- **What is expected**: Copy every entry exactly, but skip the pictures.

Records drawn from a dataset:

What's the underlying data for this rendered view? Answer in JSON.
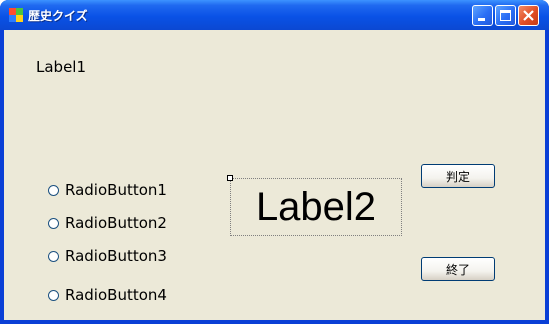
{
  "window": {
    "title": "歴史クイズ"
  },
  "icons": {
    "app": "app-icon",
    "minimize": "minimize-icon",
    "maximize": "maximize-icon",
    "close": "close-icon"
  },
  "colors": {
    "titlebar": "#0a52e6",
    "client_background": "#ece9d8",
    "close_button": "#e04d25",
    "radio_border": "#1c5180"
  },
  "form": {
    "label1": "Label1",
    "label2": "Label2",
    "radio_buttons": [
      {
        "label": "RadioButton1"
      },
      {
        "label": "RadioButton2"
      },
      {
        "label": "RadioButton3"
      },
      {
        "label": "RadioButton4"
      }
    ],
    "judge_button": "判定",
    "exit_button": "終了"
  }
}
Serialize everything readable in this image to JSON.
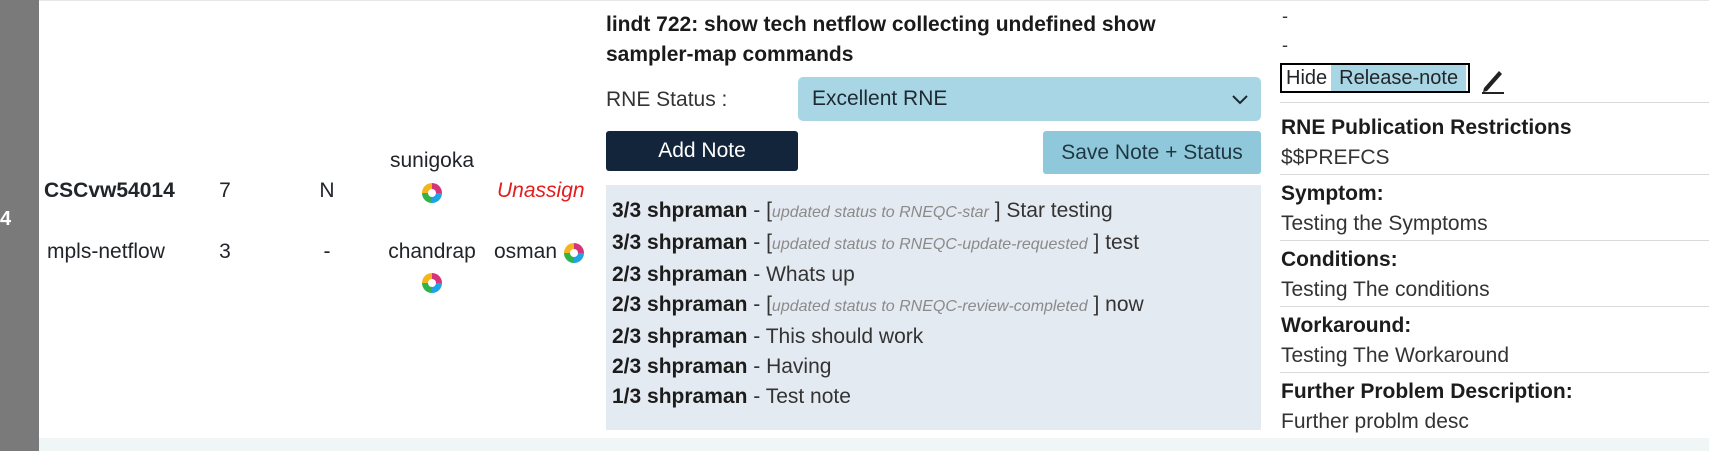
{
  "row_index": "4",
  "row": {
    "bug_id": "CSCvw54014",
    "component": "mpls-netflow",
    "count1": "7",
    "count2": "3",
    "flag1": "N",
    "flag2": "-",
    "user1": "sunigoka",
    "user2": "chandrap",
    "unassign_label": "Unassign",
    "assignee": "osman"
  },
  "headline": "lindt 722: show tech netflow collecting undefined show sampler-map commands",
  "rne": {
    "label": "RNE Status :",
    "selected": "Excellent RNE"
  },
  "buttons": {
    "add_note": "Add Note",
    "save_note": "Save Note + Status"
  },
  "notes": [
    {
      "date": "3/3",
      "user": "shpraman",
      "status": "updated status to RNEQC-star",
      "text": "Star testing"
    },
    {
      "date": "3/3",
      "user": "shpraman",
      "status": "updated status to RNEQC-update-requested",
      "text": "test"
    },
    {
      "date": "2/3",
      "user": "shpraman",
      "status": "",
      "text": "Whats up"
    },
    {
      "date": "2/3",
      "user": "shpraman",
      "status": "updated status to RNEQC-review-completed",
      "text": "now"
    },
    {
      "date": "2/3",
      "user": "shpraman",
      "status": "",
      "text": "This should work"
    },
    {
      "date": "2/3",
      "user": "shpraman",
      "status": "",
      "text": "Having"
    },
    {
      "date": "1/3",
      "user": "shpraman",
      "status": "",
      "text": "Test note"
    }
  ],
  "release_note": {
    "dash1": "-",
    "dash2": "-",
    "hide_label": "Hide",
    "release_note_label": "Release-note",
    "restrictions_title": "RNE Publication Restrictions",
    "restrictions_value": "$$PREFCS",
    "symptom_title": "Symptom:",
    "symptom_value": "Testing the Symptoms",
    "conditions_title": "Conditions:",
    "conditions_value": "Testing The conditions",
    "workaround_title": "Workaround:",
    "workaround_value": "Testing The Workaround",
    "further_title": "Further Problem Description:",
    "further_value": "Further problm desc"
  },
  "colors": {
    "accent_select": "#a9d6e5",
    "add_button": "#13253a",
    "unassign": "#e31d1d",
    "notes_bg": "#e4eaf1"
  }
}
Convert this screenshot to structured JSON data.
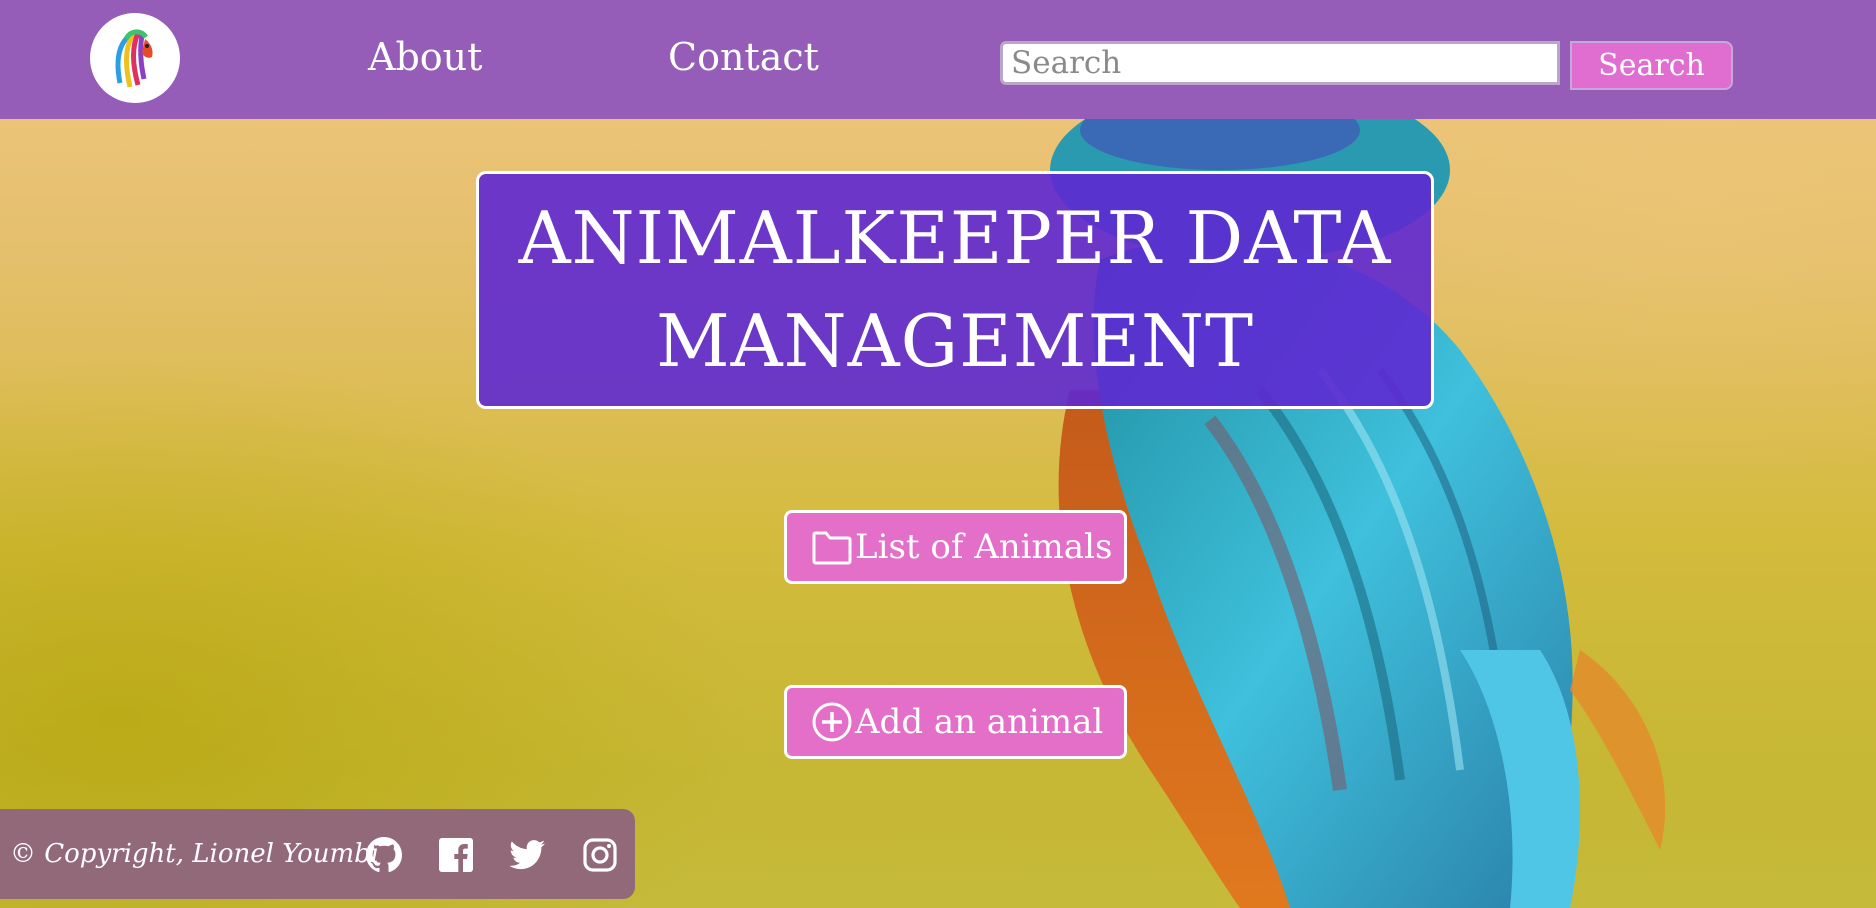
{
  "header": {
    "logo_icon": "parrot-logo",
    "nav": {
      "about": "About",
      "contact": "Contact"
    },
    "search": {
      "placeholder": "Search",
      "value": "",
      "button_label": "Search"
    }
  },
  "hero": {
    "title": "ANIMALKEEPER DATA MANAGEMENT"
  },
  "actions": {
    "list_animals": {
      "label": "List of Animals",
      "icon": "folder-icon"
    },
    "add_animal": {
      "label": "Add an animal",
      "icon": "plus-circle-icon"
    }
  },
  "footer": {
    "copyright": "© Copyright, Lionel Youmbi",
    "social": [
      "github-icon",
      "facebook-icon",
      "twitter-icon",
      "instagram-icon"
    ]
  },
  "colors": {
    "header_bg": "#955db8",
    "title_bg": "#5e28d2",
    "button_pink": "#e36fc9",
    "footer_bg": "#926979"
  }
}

- **Solved exercise**:
What's the underlying data for this rendered view? Answer in JSON.
{
  "window": {
    "title": "歴史クイズ"
  },
  "icons": {
    "app": "app-icon",
    "minimize": "minimize-icon",
    "maximize": "maximize-icon",
    "close": "close-icon"
  },
  "colors": {
    "titlebar": "#0a52e6",
    "client_background": "#ece9d8",
    "close_button": "#e04d25",
    "radio_border": "#1c5180"
  },
  "form": {
    "label1": "Label1",
    "label2": "Label2",
    "radio_buttons": [
      {
        "label": "RadioButton1"
      },
      {
        "label": "RadioButton2"
      },
      {
        "label": "RadioButton3"
      },
      {
        "label": "RadioButton4"
      }
    ],
    "judge_button": "判定",
    "exit_button": "終了"
  }
}
Serialize everything readable in this image to JSON.
{
  "row_index": "4",
  "row": {
    "bug_id": "CSCvw54014",
    "component": "mpls-netflow",
    "count1": "7",
    "count2": "3",
    "flag1": "N",
    "flag2": "-",
    "user1": "sunigoka",
    "user2": "chandrap",
    "unassign_label": "Unassign",
    "assignee": "osman"
  },
  "headline": "lindt 722: show tech netflow collecting undefined show sampler-map commands",
  "rne": {
    "label": "RNE Status :",
    "selected": "Excellent RNE"
  },
  "buttons": {
    "add_note": "Add Note",
    "save_note": "Save Note + Status"
  },
  "notes": [
    {
      "date": "3/3",
      "user": "shpraman",
      "status": "updated status to RNEQC-star",
      "text": "Star testing"
    },
    {
      "date": "3/3",
      "user": "shpraman",
      "status": "updated status to RNEQC-update-requested",
      "text": "test"
    },
    {
      "date": "2/3",
      "user": "shpraman",
      "status": "",
      "text": "Whats up"
    },
    {
      "date": "2/3",
      "user": "shpraman",
      "status": "updated status to RNEQC-review-completed",
      "text": "now"
    },
    {
      "date": "2/3",
      "user": "shpraman",
      "status": "",
      "text": "This should work"
    },
    {
      "date": "2/3",
      "user": "shpraman",
      "status": "",
      "text": "Having"
    },
    {
      "date": "1/3",
      "user": "shpraman",
      "status": "",
      "text": "Test note"
    }
  ],
  "release_note": {
    "dash1": "-",
    "dash2": "-",
    "hide_label": "Hide",
    "release_note_label": "Release-note",
    "restrictions_title": "RNE Publication Restrictions",
    "restrictions_value": "$$PREFCS",
    "symptom_title": "Symptom:",
    "symptom_value": "Testing the Symptoms",
    "conditions_title": "Conditions:",
    "conditions_value": "Testing The conditions",
    "workaround_title": "Workaround:",
    "workaround_value": "Testing The Workaround",
    "further_title": "Further Problem Description:",
    "further_value": "Further problm desc"
  },
  "colors": {
    "accent_select": "#a9d6e5",
    "add_button": "#13253a",
    "unassign": "#e31d1d",
    "notes_bg": "#e4eaf1"
  }
}
Convert this screenshot to structured JSON data.
{
  "header": {
    "logo_icon": "parrot-logo",
    "nav": {
      "about": "About",
      "contact": "Contact"
    },
    "search": {
      "placeholder": "Search",
      "value": "",
      "button_label": "Search"
    }
  },
  "hero": {
    "title": "ANIMALKEEPER DATA MANAGEMENT"
  },
  "actions": {
    "list_animals": {
      "label": "List of Animals",
      "icon": "folder-icon"
    },
    "add_animal": {
      "label": "Add an animal",
      "icon": "plus-circle-icon"
    }
  },
  "footer": {
    "copyright": "© Copyright, Lionel Youmbi",
    "social": [
      "github-icon",
      "facebook-icon",
      "twitter-icon",
      "instagram-icon"
    ]
  },
  "colors": {
    "header_bg": "#955db8",
    "title_bg": "#5e28d2",
    "button_pink": "#e36fc9",
    "footer_bg": "#926979"
  }
}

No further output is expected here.